TASK PROMPT:
Line tally for the word "this": count the lines below that contain it and reply with the number alone.

[Items from an interface collection]
-----

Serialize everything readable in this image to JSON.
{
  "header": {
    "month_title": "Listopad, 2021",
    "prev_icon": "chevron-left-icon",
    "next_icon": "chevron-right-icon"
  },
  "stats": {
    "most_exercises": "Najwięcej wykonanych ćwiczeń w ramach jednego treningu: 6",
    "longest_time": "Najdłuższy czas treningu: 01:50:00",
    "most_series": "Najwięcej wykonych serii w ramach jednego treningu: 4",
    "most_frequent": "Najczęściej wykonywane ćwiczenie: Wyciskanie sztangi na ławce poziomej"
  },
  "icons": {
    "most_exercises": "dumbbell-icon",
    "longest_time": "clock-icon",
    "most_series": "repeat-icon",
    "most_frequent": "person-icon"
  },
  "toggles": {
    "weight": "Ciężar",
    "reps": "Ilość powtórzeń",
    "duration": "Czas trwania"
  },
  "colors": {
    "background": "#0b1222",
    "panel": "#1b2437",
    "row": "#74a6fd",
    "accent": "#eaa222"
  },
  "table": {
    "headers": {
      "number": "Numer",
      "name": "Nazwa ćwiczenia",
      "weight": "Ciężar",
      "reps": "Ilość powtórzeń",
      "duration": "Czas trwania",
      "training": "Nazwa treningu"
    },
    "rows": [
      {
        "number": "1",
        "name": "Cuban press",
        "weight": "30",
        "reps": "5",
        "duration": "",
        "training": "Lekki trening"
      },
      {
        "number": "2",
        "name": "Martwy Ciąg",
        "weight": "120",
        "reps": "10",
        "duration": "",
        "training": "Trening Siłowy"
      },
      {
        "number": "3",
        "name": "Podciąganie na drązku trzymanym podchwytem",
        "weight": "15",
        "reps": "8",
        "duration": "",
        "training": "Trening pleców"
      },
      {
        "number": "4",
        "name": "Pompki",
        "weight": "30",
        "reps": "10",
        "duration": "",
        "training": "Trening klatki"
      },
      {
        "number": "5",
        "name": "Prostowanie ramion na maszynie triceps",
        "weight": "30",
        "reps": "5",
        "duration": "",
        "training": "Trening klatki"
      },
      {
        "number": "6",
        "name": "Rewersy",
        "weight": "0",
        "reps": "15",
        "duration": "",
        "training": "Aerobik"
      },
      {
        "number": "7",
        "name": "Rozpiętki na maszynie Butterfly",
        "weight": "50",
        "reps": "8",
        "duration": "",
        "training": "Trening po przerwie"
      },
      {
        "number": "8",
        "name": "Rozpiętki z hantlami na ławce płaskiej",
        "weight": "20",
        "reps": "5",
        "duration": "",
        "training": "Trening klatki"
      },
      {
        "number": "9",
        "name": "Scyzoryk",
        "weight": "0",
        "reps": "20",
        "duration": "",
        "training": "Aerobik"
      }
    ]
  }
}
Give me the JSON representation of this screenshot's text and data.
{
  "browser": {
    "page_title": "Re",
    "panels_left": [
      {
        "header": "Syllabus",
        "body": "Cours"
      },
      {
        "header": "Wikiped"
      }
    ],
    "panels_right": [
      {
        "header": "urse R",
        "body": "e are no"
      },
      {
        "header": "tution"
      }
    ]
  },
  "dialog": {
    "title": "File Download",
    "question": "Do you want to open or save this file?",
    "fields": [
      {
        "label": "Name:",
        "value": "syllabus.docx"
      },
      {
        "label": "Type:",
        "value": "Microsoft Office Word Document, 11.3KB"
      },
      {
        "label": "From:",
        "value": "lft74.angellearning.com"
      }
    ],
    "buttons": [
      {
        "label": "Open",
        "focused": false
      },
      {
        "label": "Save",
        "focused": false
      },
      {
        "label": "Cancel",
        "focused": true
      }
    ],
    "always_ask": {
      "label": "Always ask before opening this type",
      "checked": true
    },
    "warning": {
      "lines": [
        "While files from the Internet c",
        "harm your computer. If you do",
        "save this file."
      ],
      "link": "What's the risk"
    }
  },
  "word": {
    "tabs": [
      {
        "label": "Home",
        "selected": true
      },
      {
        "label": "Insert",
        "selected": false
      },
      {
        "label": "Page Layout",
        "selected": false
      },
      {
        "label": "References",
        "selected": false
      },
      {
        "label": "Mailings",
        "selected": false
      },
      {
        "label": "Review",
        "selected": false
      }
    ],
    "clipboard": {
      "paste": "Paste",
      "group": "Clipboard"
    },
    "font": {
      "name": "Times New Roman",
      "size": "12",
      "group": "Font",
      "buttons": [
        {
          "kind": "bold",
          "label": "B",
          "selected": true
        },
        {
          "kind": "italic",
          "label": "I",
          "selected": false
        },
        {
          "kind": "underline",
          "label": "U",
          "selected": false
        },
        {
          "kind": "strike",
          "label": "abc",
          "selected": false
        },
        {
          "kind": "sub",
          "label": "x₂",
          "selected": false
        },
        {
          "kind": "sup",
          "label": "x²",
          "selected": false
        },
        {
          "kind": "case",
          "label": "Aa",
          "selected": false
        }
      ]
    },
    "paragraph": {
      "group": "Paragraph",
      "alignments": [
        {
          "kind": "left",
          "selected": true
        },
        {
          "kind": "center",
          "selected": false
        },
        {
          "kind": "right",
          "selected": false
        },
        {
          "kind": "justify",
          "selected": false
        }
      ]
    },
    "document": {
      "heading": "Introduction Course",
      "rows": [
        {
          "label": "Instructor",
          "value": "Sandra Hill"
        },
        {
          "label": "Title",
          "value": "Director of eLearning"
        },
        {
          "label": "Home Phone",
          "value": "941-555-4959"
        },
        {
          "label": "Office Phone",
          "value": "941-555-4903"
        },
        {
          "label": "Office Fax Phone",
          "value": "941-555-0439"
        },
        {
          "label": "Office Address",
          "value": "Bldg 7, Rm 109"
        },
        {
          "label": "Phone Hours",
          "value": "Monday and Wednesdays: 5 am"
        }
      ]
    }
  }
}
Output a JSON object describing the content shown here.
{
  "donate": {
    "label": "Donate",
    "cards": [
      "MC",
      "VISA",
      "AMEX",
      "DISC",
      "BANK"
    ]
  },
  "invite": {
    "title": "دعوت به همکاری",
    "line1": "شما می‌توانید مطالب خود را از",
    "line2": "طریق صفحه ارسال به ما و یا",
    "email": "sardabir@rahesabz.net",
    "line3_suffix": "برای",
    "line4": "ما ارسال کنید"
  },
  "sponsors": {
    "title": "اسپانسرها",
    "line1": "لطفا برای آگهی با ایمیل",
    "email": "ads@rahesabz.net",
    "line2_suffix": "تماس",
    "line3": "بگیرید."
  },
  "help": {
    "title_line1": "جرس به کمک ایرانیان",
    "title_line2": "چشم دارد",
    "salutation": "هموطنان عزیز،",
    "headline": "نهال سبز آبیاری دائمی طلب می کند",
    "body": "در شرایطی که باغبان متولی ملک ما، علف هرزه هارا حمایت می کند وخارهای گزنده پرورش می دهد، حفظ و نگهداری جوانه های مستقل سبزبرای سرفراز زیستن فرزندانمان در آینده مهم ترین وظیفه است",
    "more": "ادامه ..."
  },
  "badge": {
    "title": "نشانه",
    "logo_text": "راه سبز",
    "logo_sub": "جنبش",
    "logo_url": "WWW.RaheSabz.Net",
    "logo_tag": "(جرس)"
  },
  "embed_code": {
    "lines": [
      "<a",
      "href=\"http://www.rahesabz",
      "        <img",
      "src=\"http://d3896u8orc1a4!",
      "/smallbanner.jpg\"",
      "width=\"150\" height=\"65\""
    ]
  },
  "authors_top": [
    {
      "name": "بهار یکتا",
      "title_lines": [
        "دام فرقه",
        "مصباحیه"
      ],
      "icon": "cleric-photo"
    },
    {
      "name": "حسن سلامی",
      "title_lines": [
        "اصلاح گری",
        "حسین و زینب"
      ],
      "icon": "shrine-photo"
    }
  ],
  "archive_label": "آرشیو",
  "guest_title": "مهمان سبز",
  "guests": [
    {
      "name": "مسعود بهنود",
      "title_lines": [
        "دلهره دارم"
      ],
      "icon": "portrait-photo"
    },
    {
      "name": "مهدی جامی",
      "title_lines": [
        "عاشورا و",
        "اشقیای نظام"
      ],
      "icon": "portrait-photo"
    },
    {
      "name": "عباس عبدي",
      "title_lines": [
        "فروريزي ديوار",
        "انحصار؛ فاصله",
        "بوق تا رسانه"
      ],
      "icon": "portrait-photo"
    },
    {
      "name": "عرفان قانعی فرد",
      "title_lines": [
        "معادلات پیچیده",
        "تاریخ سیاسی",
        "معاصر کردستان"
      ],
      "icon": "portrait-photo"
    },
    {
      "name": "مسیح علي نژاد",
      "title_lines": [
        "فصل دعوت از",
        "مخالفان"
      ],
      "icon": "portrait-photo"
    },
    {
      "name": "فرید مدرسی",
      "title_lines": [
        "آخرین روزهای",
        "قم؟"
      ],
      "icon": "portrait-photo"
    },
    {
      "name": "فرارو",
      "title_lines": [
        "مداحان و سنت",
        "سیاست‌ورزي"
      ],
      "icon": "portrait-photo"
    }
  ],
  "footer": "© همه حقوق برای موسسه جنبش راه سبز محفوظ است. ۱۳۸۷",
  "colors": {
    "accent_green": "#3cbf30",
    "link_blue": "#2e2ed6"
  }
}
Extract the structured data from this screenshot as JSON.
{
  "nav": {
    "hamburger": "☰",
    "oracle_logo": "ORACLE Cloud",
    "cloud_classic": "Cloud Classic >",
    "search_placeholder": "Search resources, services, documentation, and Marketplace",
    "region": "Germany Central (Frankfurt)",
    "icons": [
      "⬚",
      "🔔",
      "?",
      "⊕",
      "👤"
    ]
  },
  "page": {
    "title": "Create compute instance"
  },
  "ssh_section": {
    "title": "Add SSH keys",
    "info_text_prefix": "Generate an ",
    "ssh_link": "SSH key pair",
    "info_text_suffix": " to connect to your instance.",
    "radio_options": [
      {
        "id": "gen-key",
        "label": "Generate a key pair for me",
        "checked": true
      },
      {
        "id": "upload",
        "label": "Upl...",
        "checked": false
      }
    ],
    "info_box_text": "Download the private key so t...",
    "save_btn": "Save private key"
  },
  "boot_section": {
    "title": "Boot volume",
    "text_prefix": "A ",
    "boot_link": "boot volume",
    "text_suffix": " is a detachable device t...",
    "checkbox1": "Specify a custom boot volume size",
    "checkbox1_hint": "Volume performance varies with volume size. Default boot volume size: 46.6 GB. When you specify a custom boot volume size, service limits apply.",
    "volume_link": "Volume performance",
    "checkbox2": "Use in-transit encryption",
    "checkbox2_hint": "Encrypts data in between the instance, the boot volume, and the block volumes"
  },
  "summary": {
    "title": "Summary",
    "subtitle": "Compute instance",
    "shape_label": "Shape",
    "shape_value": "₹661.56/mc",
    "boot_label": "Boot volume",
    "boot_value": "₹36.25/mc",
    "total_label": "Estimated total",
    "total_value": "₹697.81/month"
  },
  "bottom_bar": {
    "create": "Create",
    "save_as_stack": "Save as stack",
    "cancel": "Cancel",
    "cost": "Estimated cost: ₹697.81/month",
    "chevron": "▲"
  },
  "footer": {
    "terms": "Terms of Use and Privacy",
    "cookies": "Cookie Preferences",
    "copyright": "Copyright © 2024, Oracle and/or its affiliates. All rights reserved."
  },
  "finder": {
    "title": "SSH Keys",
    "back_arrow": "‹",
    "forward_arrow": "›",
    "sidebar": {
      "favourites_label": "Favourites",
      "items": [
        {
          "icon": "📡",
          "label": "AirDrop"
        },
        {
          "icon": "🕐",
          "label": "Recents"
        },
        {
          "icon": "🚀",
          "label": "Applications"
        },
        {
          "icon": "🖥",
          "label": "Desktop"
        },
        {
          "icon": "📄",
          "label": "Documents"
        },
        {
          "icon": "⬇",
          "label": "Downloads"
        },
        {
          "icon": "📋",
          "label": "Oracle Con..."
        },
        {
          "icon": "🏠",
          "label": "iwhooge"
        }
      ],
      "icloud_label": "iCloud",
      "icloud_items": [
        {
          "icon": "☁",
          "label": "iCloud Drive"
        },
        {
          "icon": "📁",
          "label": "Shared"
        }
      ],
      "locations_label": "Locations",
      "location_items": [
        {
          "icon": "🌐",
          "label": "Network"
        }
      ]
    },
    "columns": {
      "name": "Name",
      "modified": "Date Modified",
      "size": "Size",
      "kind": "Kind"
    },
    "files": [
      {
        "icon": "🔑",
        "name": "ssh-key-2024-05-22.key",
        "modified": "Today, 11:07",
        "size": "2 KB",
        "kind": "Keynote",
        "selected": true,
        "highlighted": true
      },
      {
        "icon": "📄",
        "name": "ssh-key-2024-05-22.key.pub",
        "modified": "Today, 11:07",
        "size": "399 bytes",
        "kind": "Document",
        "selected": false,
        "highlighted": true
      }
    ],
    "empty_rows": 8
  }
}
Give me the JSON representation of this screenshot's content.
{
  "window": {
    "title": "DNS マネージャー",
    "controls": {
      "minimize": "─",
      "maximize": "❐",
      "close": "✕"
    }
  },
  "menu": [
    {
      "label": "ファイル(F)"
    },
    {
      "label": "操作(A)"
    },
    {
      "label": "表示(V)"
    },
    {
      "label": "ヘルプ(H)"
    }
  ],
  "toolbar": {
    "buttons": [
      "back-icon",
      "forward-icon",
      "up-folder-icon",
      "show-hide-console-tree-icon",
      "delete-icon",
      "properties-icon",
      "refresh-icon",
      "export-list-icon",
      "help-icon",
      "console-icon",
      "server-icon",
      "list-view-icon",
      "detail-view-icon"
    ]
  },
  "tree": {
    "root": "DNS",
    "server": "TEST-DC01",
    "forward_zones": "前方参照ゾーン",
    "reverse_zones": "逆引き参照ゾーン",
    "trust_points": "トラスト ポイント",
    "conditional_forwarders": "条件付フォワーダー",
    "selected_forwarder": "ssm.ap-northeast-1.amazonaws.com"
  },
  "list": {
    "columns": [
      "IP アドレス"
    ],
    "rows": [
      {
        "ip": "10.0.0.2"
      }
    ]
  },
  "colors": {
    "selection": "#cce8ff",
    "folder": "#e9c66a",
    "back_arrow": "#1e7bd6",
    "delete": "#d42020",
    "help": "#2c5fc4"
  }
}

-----

REPLY:
7